• **GOAL OF THE EXERCISE**
For the entries below, state how many lines include the string "icon", and write nothing besides that number.

(SOURCE DATA)

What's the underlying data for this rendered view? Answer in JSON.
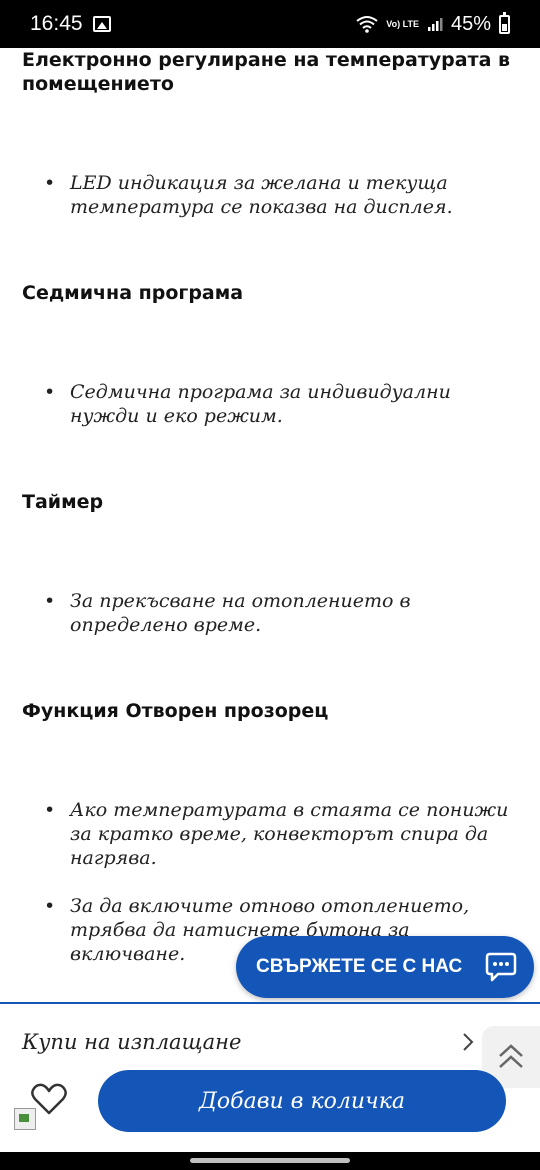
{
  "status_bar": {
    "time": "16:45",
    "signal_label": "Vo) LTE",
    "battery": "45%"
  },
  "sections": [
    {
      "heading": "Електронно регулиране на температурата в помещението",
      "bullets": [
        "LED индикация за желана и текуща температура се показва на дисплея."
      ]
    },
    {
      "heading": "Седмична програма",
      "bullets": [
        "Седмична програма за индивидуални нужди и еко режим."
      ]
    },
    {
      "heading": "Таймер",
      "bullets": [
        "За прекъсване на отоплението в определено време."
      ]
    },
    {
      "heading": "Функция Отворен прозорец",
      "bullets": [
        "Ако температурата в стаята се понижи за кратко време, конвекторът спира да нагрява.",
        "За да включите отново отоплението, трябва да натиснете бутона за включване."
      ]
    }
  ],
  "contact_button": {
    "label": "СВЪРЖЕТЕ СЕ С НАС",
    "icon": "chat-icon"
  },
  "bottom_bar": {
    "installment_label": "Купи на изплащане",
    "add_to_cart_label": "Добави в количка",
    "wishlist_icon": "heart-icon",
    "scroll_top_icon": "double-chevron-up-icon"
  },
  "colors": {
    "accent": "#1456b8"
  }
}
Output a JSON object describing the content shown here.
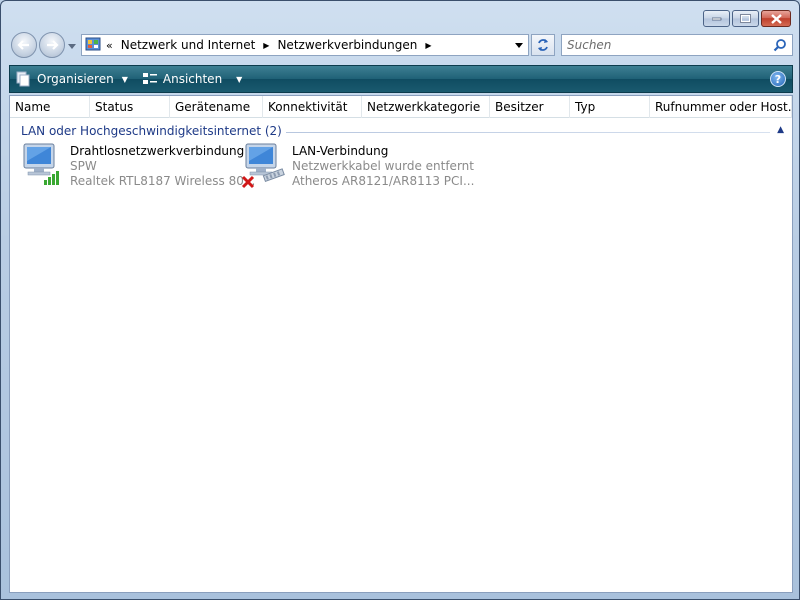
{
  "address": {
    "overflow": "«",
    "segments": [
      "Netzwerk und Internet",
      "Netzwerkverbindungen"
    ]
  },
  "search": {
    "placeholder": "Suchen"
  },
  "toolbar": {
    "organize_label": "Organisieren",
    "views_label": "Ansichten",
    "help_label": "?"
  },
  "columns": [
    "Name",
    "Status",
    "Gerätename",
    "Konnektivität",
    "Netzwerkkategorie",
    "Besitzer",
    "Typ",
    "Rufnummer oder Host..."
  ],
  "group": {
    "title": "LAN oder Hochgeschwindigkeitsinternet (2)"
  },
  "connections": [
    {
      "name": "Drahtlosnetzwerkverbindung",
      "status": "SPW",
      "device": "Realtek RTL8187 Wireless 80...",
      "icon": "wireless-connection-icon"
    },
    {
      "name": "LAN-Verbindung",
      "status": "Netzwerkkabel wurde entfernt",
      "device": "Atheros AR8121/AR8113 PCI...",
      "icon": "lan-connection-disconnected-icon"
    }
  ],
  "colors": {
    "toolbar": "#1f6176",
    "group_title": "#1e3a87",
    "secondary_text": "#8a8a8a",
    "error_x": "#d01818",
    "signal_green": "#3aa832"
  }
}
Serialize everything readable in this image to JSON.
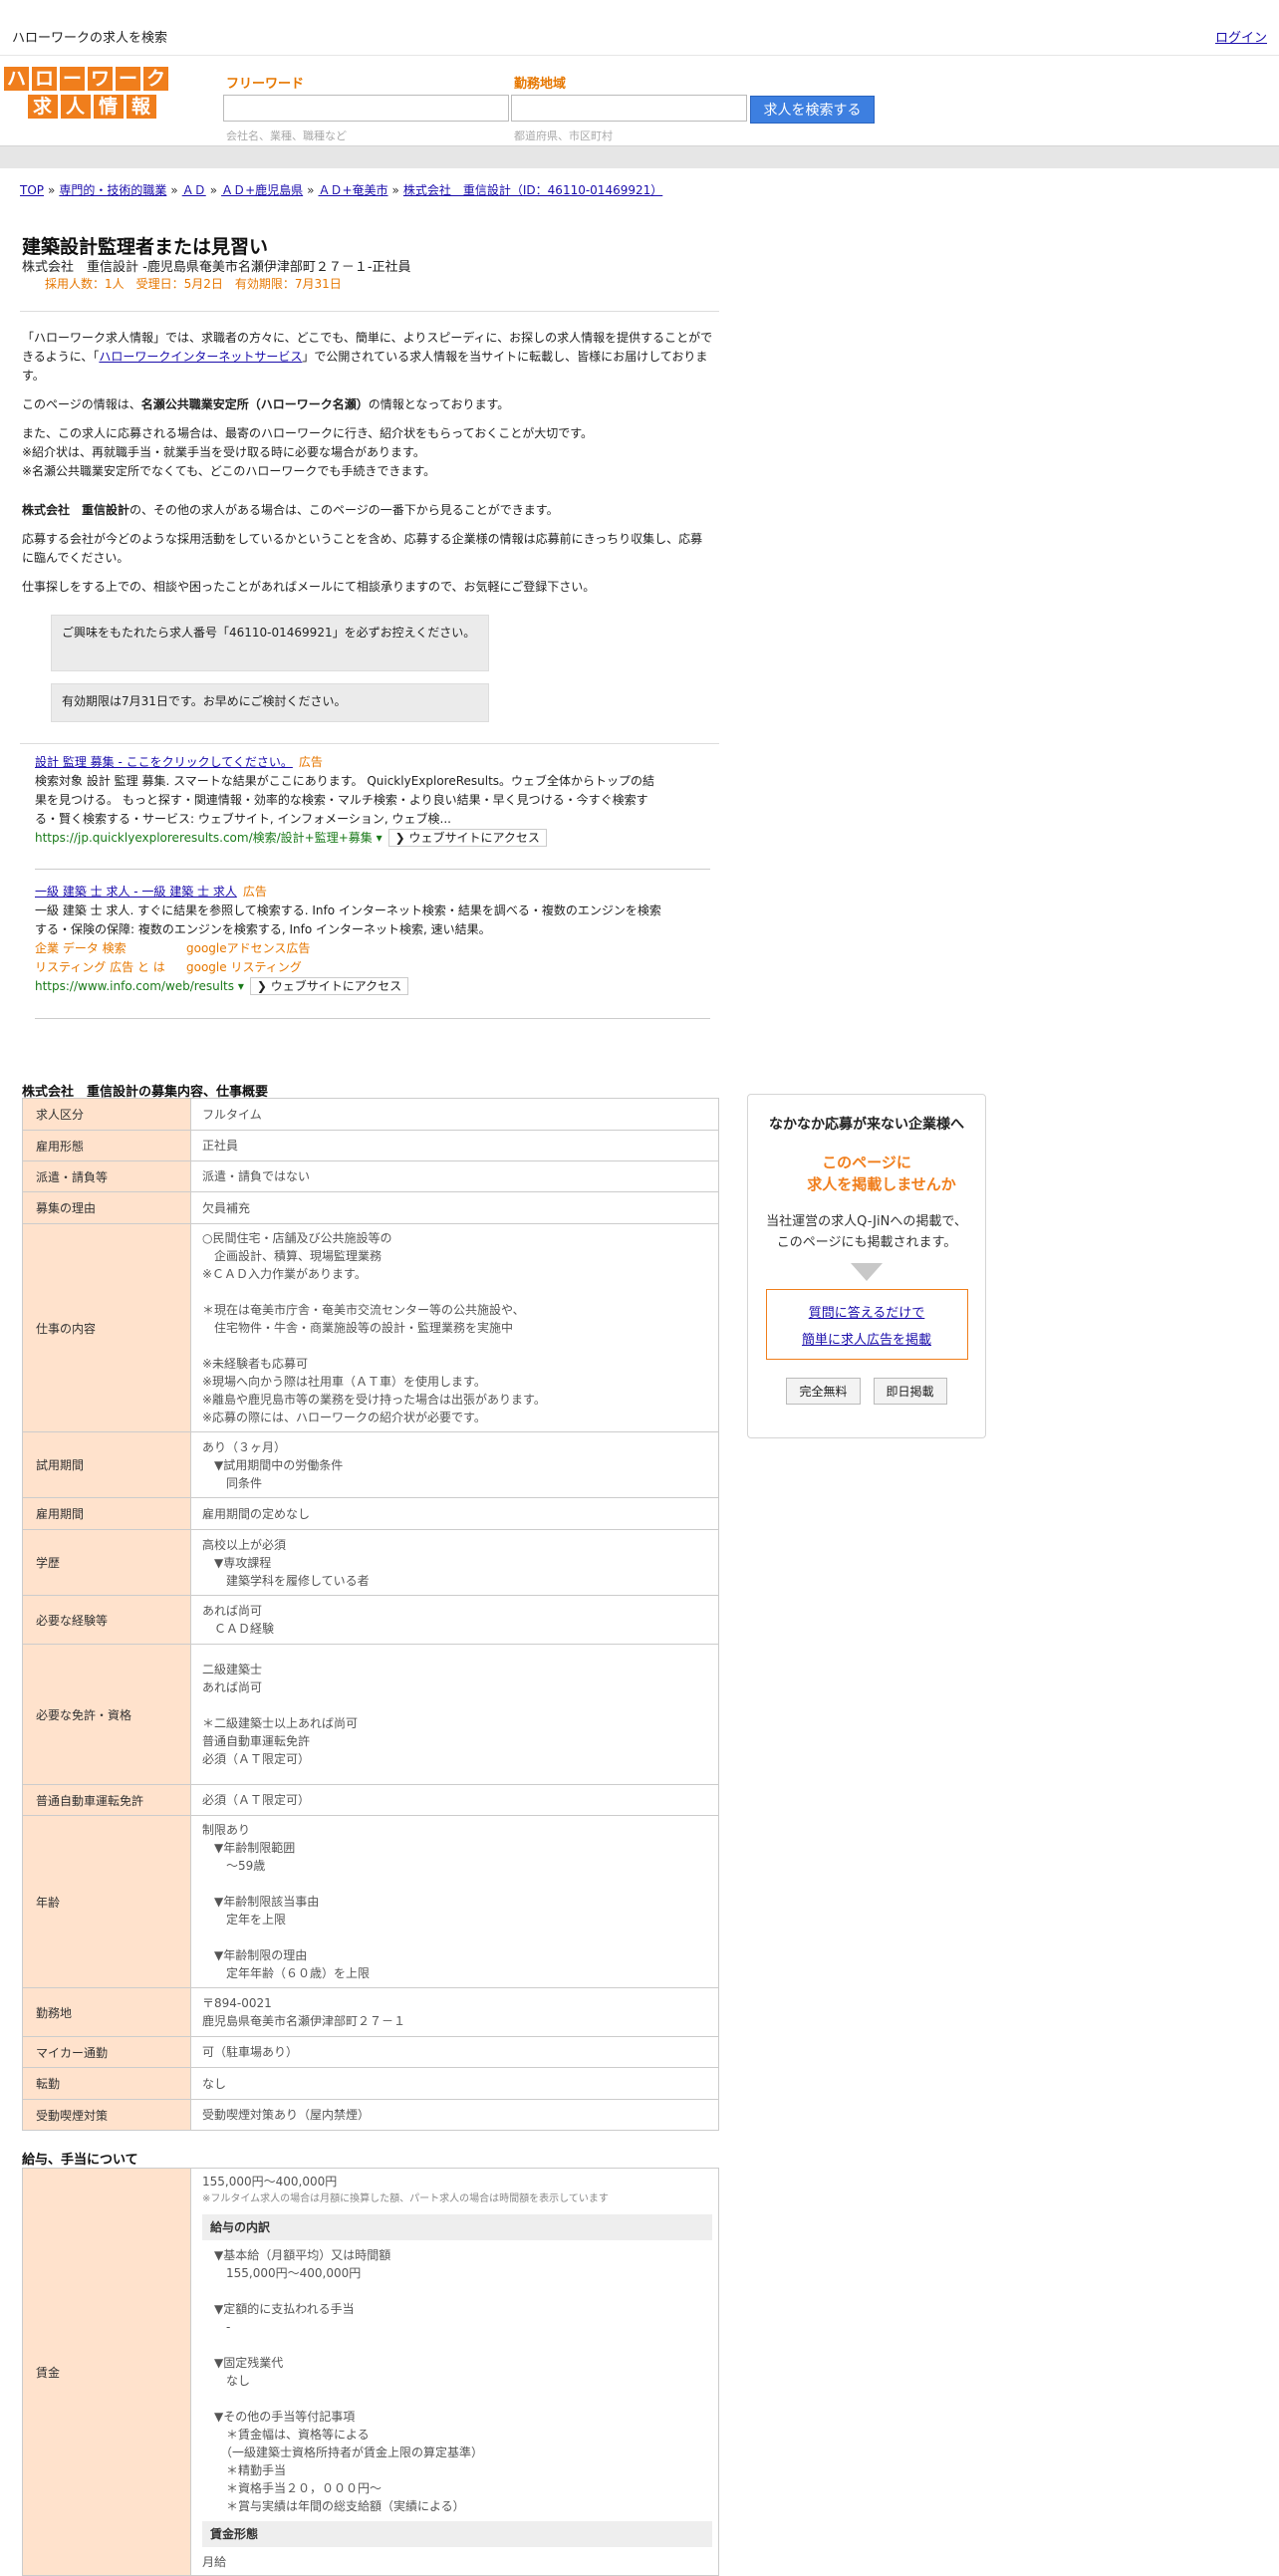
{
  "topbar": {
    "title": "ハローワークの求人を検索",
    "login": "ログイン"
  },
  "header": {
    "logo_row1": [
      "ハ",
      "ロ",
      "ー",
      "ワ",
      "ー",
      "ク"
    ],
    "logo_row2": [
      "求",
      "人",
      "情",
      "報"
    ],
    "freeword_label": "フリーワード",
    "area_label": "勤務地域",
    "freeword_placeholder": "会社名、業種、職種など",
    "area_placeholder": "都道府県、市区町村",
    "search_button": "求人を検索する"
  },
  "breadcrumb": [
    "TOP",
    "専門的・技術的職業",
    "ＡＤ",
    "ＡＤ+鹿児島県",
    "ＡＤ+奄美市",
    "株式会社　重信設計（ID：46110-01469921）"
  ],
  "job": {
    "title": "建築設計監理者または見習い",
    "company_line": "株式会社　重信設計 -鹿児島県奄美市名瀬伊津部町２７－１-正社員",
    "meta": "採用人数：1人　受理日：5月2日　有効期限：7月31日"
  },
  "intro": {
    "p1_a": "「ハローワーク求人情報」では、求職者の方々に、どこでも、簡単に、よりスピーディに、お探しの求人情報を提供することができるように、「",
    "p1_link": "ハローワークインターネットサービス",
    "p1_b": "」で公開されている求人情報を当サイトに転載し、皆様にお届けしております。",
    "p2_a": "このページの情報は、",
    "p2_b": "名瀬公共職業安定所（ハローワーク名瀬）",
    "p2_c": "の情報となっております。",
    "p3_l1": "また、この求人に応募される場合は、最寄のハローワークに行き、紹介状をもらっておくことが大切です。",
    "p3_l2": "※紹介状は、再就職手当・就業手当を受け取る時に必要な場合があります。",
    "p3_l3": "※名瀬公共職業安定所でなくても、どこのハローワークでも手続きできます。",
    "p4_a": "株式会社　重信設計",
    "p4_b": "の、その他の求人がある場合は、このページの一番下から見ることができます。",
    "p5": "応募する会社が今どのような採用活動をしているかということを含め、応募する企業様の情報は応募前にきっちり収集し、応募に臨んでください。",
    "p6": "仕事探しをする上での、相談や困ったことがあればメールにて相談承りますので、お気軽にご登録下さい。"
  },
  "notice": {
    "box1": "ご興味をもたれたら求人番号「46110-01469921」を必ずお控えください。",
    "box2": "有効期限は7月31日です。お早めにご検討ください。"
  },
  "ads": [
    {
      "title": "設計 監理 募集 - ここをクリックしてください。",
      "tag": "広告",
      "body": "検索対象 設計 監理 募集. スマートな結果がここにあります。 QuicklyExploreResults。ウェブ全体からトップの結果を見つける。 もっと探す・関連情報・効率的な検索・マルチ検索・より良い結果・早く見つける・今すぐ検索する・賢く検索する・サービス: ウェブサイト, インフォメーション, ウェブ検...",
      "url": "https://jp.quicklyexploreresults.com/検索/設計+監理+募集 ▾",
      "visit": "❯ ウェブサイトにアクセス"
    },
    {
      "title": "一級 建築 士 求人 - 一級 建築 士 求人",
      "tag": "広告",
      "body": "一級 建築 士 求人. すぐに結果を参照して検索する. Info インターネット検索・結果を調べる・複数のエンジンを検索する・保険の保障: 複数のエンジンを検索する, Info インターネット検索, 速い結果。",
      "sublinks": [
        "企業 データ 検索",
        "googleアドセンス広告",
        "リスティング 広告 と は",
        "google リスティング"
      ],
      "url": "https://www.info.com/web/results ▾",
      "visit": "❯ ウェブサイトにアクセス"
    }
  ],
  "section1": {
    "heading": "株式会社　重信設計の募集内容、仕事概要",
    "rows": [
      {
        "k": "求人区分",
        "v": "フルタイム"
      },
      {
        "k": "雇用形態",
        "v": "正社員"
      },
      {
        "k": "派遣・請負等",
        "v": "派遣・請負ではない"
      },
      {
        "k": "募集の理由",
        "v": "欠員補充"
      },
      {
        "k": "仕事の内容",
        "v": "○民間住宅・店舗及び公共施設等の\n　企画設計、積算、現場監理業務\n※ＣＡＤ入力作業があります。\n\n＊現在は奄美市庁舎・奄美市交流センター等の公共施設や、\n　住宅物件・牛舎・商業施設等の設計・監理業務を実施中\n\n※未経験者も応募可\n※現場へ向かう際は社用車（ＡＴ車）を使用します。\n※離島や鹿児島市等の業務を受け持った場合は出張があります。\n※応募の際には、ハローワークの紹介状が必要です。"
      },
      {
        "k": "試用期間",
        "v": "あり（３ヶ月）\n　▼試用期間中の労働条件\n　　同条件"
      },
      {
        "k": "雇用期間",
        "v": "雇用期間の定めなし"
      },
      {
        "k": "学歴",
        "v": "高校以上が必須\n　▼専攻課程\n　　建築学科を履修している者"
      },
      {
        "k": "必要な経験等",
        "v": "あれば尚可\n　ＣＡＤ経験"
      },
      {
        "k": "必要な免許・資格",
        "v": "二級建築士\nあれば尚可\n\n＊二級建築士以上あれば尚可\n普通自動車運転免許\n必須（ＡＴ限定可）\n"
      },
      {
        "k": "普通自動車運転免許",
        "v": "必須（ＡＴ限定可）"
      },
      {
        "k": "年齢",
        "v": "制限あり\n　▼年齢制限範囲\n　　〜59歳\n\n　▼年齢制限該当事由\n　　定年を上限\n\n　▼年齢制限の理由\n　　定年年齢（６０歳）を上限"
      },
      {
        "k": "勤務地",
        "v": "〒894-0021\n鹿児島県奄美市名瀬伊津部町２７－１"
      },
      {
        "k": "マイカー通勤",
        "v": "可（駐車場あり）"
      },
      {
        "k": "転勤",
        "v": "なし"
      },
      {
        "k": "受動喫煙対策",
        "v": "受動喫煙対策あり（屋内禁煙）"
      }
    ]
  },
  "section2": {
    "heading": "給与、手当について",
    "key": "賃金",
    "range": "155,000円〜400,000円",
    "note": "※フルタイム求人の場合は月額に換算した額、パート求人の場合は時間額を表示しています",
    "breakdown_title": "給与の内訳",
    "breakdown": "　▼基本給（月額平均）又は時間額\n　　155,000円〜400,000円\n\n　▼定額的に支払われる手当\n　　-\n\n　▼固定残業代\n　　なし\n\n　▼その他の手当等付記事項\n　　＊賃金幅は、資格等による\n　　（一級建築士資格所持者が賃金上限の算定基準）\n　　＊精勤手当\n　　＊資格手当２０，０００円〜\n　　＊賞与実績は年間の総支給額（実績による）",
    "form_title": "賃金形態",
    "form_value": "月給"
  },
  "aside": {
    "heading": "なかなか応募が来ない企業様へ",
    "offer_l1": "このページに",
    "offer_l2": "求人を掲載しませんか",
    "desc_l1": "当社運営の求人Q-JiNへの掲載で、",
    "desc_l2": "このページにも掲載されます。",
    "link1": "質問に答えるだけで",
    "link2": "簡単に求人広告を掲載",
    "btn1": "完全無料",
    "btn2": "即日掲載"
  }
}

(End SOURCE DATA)

• **ANSWER FOR THE TASK**
5